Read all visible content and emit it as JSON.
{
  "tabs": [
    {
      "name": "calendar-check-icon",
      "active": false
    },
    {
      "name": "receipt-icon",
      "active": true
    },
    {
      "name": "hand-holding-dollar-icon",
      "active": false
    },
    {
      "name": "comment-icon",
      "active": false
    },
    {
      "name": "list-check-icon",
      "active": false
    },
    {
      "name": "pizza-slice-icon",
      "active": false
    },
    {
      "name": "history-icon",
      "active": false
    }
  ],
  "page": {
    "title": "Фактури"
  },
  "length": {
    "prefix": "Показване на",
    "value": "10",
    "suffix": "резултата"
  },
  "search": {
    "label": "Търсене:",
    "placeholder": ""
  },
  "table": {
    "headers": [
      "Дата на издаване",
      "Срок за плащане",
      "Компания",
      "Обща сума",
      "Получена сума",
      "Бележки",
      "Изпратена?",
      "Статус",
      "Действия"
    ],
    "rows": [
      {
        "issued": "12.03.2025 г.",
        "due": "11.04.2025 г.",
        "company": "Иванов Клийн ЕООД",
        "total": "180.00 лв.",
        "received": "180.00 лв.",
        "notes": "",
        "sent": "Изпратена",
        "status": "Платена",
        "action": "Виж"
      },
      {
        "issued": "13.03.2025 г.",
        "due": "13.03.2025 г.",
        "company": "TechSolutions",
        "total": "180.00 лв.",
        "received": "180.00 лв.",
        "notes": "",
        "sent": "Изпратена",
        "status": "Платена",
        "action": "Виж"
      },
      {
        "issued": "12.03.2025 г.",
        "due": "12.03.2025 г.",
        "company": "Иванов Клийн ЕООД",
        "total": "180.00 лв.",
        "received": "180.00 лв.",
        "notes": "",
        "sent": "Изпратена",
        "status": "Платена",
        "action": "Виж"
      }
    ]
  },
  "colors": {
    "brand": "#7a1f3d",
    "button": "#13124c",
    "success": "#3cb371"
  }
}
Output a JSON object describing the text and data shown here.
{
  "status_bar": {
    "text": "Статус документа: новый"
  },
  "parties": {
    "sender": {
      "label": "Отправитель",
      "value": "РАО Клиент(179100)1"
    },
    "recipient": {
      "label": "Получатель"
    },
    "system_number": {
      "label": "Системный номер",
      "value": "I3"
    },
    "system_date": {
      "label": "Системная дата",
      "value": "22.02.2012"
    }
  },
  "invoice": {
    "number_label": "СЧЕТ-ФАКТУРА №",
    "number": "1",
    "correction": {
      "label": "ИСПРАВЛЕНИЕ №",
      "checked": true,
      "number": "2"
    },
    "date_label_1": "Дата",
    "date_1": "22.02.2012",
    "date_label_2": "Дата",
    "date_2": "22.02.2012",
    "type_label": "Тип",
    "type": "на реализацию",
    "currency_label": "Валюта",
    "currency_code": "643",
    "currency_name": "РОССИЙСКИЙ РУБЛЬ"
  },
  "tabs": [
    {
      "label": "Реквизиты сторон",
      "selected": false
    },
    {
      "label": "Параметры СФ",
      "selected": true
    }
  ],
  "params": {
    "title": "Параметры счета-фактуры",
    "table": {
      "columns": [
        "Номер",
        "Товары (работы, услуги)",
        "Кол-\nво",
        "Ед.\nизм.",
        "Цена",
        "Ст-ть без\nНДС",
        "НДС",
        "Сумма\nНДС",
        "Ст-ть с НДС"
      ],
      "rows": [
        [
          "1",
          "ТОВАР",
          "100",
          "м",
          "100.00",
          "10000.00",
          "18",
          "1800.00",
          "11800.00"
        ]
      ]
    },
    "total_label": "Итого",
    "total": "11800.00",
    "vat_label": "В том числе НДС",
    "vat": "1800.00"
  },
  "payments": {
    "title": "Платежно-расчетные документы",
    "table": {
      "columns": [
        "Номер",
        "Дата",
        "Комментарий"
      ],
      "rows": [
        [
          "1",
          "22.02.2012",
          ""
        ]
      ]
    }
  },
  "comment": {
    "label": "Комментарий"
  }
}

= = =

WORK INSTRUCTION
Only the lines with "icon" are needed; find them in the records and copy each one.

ANSWER SECTION
      "name": "calendar-check-icon",
      "name": "receipt-icon",
      "name": "hand-holding-dollar-icon",
      "name": "comment-icon",
      "name": "list-check-icon",
      "name": "pizza-slice-icon",
      "name": "history-icon",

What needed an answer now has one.